by: Addison Bell
There was a suicide on Valentine’s Day. I was desperately trying to get to Lincoln Park from downtown, but all of the Red Line stations were closed off with yellow tape, like a crime scene. People looked frustrated. I was frustrated. One man even yelled at CTA employee. All I thought about was that I wasn’t going to make it to my meeting. A few days later, my friend told me that someone jumped in front a Red Line train. Just like that. On Valentine’s Day.
While the body was being removed from the tracks, I was angry because I was running late. Someone died and I was worried about a meeting. I wondered, What if all she felt before she jumped was loneliness? Would things have been different if someone had stopped her on the street and simply said, Hi? Or did jumping make him relieved? Relieved to escape the sadness, to get away the isolation that so easily happens in this city.
Would Tyler Clementi not have jumped if he experienced more kindness instead of cruelty? Maybe. Or maybe not. When I moved to Chicago, I embraced the anonymity, of not knowing anyone. I could be what I wanted to be. I could start over. I could go by Addy instead of Addison. I could do anything I wanted to do, knowing that no one would care. And perhaps that’s exactly what I did—I’m not sure, yet. But now the anonymity bothers me.
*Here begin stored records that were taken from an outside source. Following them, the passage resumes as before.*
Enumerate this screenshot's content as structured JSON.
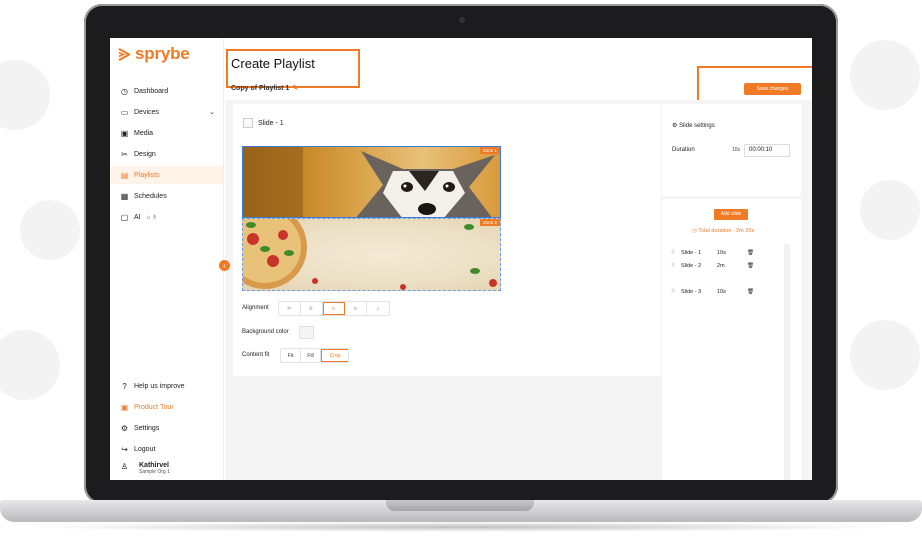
{
  "app": {
    "brand": "sprybe"
  },
  "sidebar": {
    "items": [
      {
        "label": "Dashboard",
        "icon": "dashboard-icon"
      },
      {
        "label": "Devices",
        "icon": "devices-icon"
      },
      {
        "label": "Media",
        "icon": "media-icon"
      },
      {
        "label": "Design",
        "icon": "design-icon"
      },
      {
        "label": "Playlists",
        "icon": "playlist-icon",
        "active": true
      },
      {
        "label": "Schedules",
        "icon": "calendar-icon"
      },
      {
        "label": "AI",
        "icon": "ai-icon"
      }
    ],
    "bottom_items": [
      {
        "label": "Help us improve",
        "icon": "help-icon"
      },
      {
        "label": "Product Tour",
        "icon": "tour-icon"
      },
      {
        "label": "Settings",
        "icon": "gear-icon"
      },
      {
        "label": "Logout",
        "icon": "logout-icon"
      }
    ],
    "user": {
      "name": "Kathirvel",
      "org": "Sample Org 1"
    }
  },
  "header": {
    "title": "Create Playlist",
    "playlist_name": "Copy of Playlist 1",
    "save_label": "Save changes"
  },
  "editor": {
    "slide_title": "Slide - 1",
    "zones": [
      {
        "label": "Zone 1"
      },
      {
        "label": "Zone 2"
      }
    ],
    "alignment_label": "Alignment",
    "background_label": "Background color",
    "content_fit_label": "Content fit",
    "content_fit_options": [
      "Fit",
      "Fill",
      "Crop"
    ],
    "content_fit_selected": "Crop"
  },
  "slide_settings": {
    "title": "Slide settings",
    "duration_label": "Duration",
    "duration_unit": "10s",
    "duration_value": "00:00:10"
  },
  "slide_list": {
    "add_label": "Add slide",
    "total_label": "Total duration - 2m 20s",
    "rows": [
      {
        "name": "Slide - 1",
        "duration": "10s"
      },
      {
        "name": "Slide - 2",
        "duration": "2m"
      },
      {
        "name": "Slide - 3",
        "duration": "10s"
      }
    ]
  },
  "colors": {
    "accent": "#f07b24",
    "selection": "#3a7bd5"
  }
}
I can no longer read books on the El, because I’m so focused on strangers. I wonder what people are listening to on their iPods, or why they are reading a particular book. Where are they going? Are they having a good day? Do they get sad sometimes? Do they eat dinner alone? Do they want to jump? And I sit there, thinking all of these things and never saying anything, because no one ever says anything to me. Is that an excuse? No, I think I have forgotten how to say hello to strangers.
I grew up in a town where everyone knows everyone, or at least people know of you. People are not afraid to make conversation with you. In fact, when you go to the grocery store, you expect someone you don’t even know to ask you how you are. I used to work at this convenience store where mostly everyone came to get scratch-offs and cigarettes. This was when I was in high school. I used to get so frustrated, because I would be behind the counter trying to do homework and almost every customer would want to talk to me. I don’t think it’s because the people in my town are genuinely interested in the lives of others, they are just being kind. My town is not perfect. And, honestly, you could not pay me to live there again. There are drugs and thefts and domestic violence. I was bullied in high school, and that same school still has a bullying problem. I’m still afraid to wear my “Legalize Gay” shirt when I’m home—not because I fear for my danger, but because sometimes people are not so kind.
I try not to think about the unkind, because the kind are more important. And sometimes I do miss it. I miss some of the people, the random acts of kindness that are actually not so random, strangers nodding hellos or stopping you and actually saying it. I miss it because I feel like this rarely happens in Chicago. My mom always told me to be nice to people, because you never know what they’re going through. Someone might have it bad at home. Another person may not even have a home. Someone may be thinking about jumping.
But perhaps the kindness of a stranger may make their day better, or show them that someone actually cares. And sometimes it’s frustrating when you hold a door open for someone and they don’t say thank you; or when you offer someone your seat on the El and they ignore you; or when you say “have a nice day” to the person making your coffee and they just shrug. But maybe they really do appreciate it and don’t know how to respond to a stranger being nice. I always feel uncomfortable when I see people being rude or mean to others.
I want to say, “Is that how you would want to be treated?” It’s so easy to go unnoticed, to live invisibly, in Chicago. I’ve gone days without talking to anyone. Sometimes I wonder about the people who may do this for months. I wonder if I’m sitting next to them on the El or pass them on the sidewalk. So maybe it’s time that everyone just started saying, “Hi. How are you?” Isn’t that what you would want?
Addison Bell is a senior at DePaul University where he is studying English Literature. He is the President of Oxfam DePaul and volunteers with Oxfam America, an organization dedicated to ending world hunger, poverty, and social injustice. Follow Addison on Twitter @boy_1904 and on Tumblr: colourmegreenwich.tumblr.com.